In this personal injury action, the defendant/appellant admitted liability. The sole issue for the jury was damages. The jury awarded the respondent substantial damages for future loss of income and cost of medical care, together with general damages in the amount of $225,000.00.
The respondent was 18 years old at the time of the motor vehicle accident. She sustained an intra-articular fracture of the right talus bone that required orthopedic surgery. The appellant’s expert gave evidence that there was a high probability she would develop arthritis in her upper ankle joint necessitating a fusion of that joint, which would leave her quite disabled.
The respondent’s expert was unable to challenge this evidence because the respondent failed to deliver a signed Rule 53 report until midway through the trial.
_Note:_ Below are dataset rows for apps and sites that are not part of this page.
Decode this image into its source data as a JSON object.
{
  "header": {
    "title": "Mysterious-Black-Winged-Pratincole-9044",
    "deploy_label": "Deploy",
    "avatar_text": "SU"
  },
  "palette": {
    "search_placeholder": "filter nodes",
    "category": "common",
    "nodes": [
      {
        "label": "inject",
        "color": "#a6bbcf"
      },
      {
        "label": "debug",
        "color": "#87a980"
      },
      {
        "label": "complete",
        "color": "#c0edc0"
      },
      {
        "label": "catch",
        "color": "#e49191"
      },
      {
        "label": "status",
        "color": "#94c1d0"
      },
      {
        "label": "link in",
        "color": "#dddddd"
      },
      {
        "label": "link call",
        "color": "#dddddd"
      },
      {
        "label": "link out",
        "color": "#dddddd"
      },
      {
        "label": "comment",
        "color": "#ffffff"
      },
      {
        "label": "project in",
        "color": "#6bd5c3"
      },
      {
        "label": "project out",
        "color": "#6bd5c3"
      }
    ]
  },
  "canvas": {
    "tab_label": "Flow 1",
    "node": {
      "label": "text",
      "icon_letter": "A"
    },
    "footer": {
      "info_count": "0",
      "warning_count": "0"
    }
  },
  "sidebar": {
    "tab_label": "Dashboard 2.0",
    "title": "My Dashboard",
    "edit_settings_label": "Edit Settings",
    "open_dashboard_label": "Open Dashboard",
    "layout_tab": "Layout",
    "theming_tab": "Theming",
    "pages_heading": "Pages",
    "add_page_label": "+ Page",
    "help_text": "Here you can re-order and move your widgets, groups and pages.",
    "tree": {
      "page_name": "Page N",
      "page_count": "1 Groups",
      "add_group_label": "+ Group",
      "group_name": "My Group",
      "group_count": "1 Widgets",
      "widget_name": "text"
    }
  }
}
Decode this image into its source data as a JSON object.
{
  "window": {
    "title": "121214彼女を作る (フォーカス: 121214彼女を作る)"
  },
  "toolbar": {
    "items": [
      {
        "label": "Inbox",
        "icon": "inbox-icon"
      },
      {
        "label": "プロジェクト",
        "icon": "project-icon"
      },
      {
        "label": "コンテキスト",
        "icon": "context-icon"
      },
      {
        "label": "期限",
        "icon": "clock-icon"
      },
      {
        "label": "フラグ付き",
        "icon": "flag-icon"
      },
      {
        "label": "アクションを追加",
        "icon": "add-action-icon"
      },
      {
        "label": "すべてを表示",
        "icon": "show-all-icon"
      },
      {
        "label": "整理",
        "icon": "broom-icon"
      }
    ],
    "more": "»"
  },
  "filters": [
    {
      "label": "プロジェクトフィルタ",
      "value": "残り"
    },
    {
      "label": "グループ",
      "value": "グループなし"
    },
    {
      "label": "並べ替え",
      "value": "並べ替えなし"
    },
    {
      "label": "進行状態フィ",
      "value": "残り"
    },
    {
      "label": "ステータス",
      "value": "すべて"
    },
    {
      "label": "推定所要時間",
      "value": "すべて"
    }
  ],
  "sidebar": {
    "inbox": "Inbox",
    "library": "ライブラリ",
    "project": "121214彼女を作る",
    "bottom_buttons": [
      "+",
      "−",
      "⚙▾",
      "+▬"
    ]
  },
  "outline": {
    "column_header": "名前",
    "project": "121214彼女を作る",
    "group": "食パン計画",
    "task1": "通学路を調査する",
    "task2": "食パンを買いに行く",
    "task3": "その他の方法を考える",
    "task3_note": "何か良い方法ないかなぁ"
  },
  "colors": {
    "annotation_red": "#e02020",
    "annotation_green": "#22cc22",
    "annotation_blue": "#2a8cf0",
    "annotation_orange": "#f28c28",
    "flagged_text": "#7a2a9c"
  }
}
While the trial judge granted the appellant leave to call their expert to give evidence, the evidence was restricted to the four corners of his report, which did not include the respondent’s potential development of arthritis and need for future surgery. The Court of Appeal rejected the appellant’s argument that the trial judge’s order unfairly limited the scope of their expert’s evidence noting she gave clear and cogent reasons in her ruling and that the situation was largely the creation of the appellant’s actions.
The Court of Appeal also rejected the appellant’s argument that an appeal was warranted because the trial judge failed to declare a mistrial as a consequence of inappropriate closing submissions by the respondent’s trial counsel. While the Court of Appeal agreed counsel’s comments, in particular related to the evidence of the appellant’s expert, exceeded the “limits of forceful advocacy”, it held the trial judge gave detailed reasons for her decision to reject the requested mistrial and, instead, address the inflammatory comments by way of a very clear and strong instruction to the jury to disregard the problematic portions of the closing.
Lastly, the Court of Appeal held the trial judge did not err by failing to instruct the jury that the range for general damages suggested by the respondent, being $175,000.00 to $225,000.00, was too high. The respondent’s argument that the jury’s award of $225,000.00 for general damage was so inordinately high as to warrant appellate intervention was also rejected with the Court of Appeal noting the need for deference to jury damage assessments.
Dunk v. Kremer, 2018 ONCA 274 (CanLII), <http://canlii.ca/t/hr35c>